This opinion will be unpublished and
may not be cited except as provided by
Minn. Stat. § 480A.08, subd. 3 (2006).
STATE OF MINNESOTA
IN COURT OF APPEALS
Rodeshia C. Galbert,
Wells Fargo Bank, N.A.,
Department of Employment and Economic Development,
Filed May 1, 2007
Department of Employment and Economic Development
File No. 5239 06
Rodeshia C. Galbert, 18211 Kelly Boulevard, Apt. 823, Dallas, TX 75287-4632 (pro se relator)
Wells Fargo Bank NA, c/o Talx Employer Services LLC, P.O. Box 1160, Columbus, OH 43216-1160 (respondent)
Linda A. Holmes, Minnesota Department of Employment and Economic Development, 1st National Bank Building, 332 Minnesota Street, Suite E200, St. Paul, MN 55101-1351 (for respondent Department)
Considered and decided by Klaphake, Presiding Judge, Willis, Judge, and Wright, Judge.
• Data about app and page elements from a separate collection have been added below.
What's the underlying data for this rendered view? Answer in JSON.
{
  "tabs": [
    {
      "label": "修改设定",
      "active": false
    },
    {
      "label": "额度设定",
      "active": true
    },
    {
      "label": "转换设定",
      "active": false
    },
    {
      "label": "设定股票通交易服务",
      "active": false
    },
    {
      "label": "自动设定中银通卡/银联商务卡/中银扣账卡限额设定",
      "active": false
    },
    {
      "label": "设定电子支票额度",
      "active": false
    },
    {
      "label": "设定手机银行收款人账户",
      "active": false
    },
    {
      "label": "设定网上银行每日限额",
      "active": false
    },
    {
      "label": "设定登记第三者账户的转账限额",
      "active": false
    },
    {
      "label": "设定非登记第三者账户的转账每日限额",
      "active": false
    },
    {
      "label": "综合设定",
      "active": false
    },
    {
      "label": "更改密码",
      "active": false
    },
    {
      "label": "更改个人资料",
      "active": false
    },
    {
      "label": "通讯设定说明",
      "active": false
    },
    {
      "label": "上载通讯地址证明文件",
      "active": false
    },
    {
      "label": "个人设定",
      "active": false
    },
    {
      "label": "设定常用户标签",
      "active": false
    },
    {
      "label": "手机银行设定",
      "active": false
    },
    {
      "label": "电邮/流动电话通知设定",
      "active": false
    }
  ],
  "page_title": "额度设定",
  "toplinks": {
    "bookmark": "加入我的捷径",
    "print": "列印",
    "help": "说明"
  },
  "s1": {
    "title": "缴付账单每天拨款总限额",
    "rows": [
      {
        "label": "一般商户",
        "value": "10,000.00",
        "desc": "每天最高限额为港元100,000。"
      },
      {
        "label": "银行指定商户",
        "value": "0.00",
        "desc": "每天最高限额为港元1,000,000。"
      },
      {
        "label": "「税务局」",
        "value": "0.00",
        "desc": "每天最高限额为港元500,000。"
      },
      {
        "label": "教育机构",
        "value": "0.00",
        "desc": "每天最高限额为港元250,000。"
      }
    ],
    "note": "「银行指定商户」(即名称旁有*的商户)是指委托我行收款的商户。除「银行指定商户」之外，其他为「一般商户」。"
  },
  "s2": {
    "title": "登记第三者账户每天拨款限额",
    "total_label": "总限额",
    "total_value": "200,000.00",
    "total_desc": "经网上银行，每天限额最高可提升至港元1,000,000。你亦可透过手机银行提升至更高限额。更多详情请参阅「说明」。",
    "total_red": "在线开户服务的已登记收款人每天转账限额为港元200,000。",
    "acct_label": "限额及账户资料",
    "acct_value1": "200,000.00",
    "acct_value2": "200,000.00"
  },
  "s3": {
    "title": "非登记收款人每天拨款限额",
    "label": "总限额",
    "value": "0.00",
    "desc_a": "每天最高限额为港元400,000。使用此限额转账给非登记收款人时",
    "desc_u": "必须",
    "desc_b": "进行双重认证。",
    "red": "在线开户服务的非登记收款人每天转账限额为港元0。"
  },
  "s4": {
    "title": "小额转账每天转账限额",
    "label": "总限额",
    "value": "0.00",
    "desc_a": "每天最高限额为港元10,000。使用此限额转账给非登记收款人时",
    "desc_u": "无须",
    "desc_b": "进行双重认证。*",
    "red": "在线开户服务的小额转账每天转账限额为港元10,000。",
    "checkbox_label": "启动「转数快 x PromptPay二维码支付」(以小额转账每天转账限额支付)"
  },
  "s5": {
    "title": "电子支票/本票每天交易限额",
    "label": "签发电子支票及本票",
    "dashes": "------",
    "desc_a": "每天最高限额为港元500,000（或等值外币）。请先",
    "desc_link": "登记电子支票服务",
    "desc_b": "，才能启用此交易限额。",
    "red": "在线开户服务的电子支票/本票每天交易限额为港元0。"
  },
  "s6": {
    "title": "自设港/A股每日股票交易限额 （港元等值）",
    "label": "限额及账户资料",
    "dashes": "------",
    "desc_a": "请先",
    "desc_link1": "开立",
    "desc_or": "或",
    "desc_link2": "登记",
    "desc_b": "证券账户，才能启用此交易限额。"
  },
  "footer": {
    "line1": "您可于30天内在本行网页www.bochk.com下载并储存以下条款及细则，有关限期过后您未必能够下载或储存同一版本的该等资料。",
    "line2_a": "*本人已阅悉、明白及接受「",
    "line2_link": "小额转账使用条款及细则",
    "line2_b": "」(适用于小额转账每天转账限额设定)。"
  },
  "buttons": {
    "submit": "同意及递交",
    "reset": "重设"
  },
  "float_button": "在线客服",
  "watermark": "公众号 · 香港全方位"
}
Relator Rodeshia Galbert challenges a decision by an unemployment law judge (ULJ) that affirms on reconsideration an earlier decision by the ULJ dismissing relator’s appeal as untimely. Relator acknowledges that she erroneously faxed her appeal letter to the unemployment office, rather than to the appeals office. She nevertheless insists that she should be given an opportunity to discuss her reasons for quitting her job as a lead teller with respondent Wells Fargo Bank. Because relator’s appeal was not filed within 30 days after the determination of disqualification was mailed to her, we affirm the ULJ’s dismissal of this appeal as untimely.
D E C I S I O N
this court may affirm, remand for further proceedings, or reverse or modify the
decision of the ULJ. Minn. Stat. §
268.105, subd. 7(d) (2006). Reversal or
modification of a decision is appropriate when a relator’s substantial rights
are prejudiced because the ULJ’s findings, inferences, conclusion, or decision
are affected by error of law or unsupported by substantial evidence.
Minn. Stat. § 268.101, subd. 2(e) (2006), provides that a “determination of disqualification . . . shall be final unless an appeal is filed by the applicant . . . within 30 calendar days after sending.” When allowed, appeals may be filed by fax or electronic transmission, and may be restricted to specific telephone numbers or electronic addresses. Minn. Stat. § 268.103, subd. 1 (2006). An appeal made by fax is considered “filed” on the day it is received. Minn. Stat. § 268.035, subd. 17 (2006). These statutory time limitations are strictly construed: “[t]here are no statutory provisions for extensions or exceptions to the appeal period,” and “[w]hen an appeal from a disqualification determination is untimely, it must be dismissed for lack of jurisdiction.” Kennedy, 714 N.W.2d at 740.
Here, the 30-day time limit was clearly set forth in the determination of disqualification notice that was mailed to relator on March 2, 2006. The notice also specified that any appeal filed by fax must be sent to the appeals office at the number set out in the notice. Relator claims that she faxed an appeal, but acknowledges that “per my own error, I faxed it to the unemployment office” rather than to the appeals office. Relator does not indicate the date of this fax or the number to which it was sent.
On April 10, 2006, several days beyond the 30-day appeal period, relator faxed another appeal letter to the appeals office at the proper fax number. The appeal letter was received by the office on that date. On April 19, 2006, the ULJ summarily dismissed the appeal as untimely because not received by fax in the appeal office within the 30-day time period.
Minnesota appellate courts have consistently held that
time limits for appeals from all levels of decisions of the department are
strictly construed, “regardless of mitigating circumstances.” King v.